According to Amazon CEO Jeff Bezos, the company is fixing to deliver packages to its customers via drones. It is called “Amazon Prime Air.”
That’s right. In just a few years, Bezos said people will be able to order something online and have it in their hands within 30 minutes
“The administration puts forward a false choice between the liberties we cherish and the security we provide. No more illegal wiretapping of citizens, no more ignoring the law when it is convenient – that is not who we are. That is not what is necessary to defeat the terrorists. We will again set an example for the world that the law is not subject to the whims of stubborn rulers and that justice is not arbitrary. This administration acts like violating civil liberties is the way to enhance our own security. It is not.”
Those were the words of Senator Barack Obama in 2007.
That was then. This is now. Read more »
In light of the continuously-developing NSA spying story, it’s important to look at how substantial the government’s legal justification is for its overreaching, 4th Amendment infringing, domestic surveillance policy, and how said policy can impact the lives of ordinary citizens who supposedly have “nothing to hide”. Read more »
The Northwest Ordinance—adopted in 1787 by the Congress of the Confederation and passed again by Congress in 1789 after the ratification of the U.S. Constitution to govern the Northwest Territories, which included modern day Ohio, Indiana, Illinois, Michigan, and Wisconsin—is undeniably an ordinance that inherits and extends the common law tradition. This means property rights take center stage and due process of law is established as a means of protecting property rights and the rights constituent to property such as life and liberty. Read more »

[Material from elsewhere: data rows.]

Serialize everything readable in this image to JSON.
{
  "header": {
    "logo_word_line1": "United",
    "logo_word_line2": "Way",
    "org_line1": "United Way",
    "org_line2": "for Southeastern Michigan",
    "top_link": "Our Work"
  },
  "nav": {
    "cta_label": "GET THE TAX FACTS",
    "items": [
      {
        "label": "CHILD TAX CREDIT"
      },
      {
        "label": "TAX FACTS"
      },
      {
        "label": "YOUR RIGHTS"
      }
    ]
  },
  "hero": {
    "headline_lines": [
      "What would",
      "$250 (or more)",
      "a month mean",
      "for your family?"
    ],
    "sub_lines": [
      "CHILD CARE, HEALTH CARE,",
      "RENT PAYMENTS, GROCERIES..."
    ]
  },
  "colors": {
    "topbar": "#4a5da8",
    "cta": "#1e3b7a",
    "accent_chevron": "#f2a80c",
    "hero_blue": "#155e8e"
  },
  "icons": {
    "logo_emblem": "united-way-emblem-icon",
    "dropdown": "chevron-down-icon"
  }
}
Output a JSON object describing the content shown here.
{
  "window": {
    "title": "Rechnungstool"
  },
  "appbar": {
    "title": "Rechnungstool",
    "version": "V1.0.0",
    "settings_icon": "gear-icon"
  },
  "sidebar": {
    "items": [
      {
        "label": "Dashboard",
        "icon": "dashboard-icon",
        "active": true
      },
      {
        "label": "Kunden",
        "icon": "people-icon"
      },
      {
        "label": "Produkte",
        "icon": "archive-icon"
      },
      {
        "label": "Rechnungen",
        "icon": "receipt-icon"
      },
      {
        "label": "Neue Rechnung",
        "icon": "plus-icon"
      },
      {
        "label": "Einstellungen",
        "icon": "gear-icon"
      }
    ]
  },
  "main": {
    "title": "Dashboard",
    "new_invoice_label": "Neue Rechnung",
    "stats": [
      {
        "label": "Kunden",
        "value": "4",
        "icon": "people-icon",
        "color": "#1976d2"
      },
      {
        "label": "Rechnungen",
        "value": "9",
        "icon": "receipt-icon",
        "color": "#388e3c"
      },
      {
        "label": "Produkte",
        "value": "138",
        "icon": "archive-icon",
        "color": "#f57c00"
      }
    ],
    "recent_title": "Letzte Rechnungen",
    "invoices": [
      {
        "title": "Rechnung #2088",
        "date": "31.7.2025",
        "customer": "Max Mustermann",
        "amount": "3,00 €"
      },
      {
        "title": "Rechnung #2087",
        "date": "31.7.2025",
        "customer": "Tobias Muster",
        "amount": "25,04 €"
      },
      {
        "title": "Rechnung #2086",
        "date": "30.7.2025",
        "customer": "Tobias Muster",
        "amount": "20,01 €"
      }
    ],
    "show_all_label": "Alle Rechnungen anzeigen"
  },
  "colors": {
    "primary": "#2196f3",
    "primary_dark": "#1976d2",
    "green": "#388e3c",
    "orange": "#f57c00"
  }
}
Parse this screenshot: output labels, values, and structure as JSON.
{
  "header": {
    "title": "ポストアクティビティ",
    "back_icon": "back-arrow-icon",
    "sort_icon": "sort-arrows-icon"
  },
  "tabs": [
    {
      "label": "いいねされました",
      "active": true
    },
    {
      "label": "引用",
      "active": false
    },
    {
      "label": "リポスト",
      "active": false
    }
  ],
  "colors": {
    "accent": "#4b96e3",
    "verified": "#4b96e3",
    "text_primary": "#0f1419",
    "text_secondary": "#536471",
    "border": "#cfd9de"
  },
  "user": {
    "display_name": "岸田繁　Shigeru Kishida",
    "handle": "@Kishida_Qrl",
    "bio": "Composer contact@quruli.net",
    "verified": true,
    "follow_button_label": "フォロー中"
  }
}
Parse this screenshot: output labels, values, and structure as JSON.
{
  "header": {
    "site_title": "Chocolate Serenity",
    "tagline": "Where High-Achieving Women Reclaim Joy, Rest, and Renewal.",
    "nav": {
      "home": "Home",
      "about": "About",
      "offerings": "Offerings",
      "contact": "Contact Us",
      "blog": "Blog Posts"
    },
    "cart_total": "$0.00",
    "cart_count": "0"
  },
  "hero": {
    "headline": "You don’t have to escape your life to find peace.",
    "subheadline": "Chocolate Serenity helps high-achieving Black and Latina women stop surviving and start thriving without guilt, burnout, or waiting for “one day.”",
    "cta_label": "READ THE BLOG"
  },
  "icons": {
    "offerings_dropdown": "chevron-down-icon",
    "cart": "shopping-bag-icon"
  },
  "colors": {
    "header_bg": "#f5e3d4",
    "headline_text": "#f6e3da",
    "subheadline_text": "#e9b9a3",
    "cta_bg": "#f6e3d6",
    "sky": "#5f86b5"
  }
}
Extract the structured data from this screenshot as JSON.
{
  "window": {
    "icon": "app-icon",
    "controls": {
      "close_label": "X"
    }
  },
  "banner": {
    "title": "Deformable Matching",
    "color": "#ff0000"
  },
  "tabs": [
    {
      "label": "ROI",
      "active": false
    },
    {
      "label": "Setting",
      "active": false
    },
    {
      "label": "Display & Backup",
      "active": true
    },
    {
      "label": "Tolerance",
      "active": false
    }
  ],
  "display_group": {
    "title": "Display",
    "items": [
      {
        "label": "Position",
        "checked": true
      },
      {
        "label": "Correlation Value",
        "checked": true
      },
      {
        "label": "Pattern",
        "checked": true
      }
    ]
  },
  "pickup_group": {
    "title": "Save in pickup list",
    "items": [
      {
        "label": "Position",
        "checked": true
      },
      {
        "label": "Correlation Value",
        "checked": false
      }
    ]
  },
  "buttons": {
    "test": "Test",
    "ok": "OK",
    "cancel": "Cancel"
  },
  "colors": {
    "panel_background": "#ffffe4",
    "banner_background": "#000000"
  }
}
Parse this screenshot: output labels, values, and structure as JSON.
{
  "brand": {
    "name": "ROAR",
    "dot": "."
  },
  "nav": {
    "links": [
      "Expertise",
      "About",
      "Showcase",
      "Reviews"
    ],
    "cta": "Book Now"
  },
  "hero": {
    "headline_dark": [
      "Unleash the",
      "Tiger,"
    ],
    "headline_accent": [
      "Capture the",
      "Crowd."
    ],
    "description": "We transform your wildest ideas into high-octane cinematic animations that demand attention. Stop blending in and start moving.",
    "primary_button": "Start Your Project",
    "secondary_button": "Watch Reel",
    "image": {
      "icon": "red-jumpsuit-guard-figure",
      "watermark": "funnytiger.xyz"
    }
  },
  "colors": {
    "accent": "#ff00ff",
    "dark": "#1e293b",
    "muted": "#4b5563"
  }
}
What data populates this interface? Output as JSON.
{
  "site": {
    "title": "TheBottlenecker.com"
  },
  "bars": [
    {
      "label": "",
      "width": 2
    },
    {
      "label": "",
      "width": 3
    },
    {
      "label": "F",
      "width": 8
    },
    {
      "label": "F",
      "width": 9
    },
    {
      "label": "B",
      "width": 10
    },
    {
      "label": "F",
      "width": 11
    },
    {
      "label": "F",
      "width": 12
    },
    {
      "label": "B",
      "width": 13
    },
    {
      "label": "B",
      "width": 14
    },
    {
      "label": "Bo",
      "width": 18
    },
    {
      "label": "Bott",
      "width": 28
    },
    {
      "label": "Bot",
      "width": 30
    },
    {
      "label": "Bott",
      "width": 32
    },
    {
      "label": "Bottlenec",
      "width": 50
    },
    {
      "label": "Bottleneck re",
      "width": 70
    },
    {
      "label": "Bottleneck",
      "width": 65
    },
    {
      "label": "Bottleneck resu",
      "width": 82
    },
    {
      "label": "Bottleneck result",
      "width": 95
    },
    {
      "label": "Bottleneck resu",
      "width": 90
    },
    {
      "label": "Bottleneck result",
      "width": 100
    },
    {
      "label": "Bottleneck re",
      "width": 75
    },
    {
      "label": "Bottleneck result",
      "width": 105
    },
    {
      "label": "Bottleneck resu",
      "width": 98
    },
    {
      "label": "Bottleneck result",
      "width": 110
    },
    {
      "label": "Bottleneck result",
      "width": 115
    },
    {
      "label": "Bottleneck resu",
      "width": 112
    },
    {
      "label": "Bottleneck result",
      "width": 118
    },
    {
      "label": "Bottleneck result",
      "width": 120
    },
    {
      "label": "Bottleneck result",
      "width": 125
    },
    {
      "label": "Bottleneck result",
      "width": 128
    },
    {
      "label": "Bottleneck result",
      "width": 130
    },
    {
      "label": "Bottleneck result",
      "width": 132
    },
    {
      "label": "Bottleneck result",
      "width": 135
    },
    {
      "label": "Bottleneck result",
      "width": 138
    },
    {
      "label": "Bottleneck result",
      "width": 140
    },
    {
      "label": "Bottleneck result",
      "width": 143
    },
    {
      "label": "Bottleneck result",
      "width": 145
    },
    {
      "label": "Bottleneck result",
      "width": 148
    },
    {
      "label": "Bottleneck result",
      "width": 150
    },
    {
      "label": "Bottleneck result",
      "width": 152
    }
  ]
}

If you talk about the IRS don’t do it via email or text—the agency you mailed a check to this week can eavesdrop without a search warrant or probable cause. Since 2009 the IRS has held the position that the Fourth Amendment does not protect electronic transmissions.
The Stored Communications Act provides insufficient Fourth Amendment protections and the Supreme Court needs to make a clear statement
The IRS claims that its agents do not need warrants to read private electronic communications, including email and text messages. The ACLU uncovered the policy yesterday following a Freedom of Information Act request.
Writes The Hill: “In a 2009 handbook, the IRS said the Fourth Amendment does not protect emails because Internet users 'do not have a reasonable expectation of privacy in such communications.' A 2010 presentation by the IRS Office of General Counsel reiterated the policy.” Read more »
HR 6199, the Preserving American Privacy Act was introduced earlier this week. The bill seeks to ensure the privacy of American citizens by establishing specific guidelines about when and for what purposes law enforcement agencies and private individuals can use drones. The bill was introduced with 23 original co-sponsors.
The FAA will allow expanded use of drones nationwide by 2015. By 2010, an estimated 30,000 drones will be flying in American skies. Currently, no laws are in place to ensure that drones are not used in ways that infringe on the 4th Amendment rights of private individuals. Read more »
(Austin) – This afternoon the Texas House of Representatives took the next step toward restricting government officials from groping innocent citizens as a condition of travel without cause, passing HB 41 on second reading by voice vote. Three amendments were offered and passed by the bill’s author Representative David Simpson (R-Longview), Representative Allen Fletcher (R-Houston), and Representative Pete Gallego (D-Alpine). Read more »
(Austin) – Despite overwhelming support from the public for HB 1937, a bill to protect the Fourth Amendment rights of Texas citizens, the federal Department of Justice (DOJ) succeeded in intimidating the Texas Senate into submission with a threatening letter full of misleading statements. The bill was brought up again for discussion by its Senate sponsor Dan Patrick (R-Houston) late Wednesday night, but after the DOJ’s bullying tactics several Senators were unwilling to sign back on to the bill. Rep. David Simpson’s (R-Longview) office is currently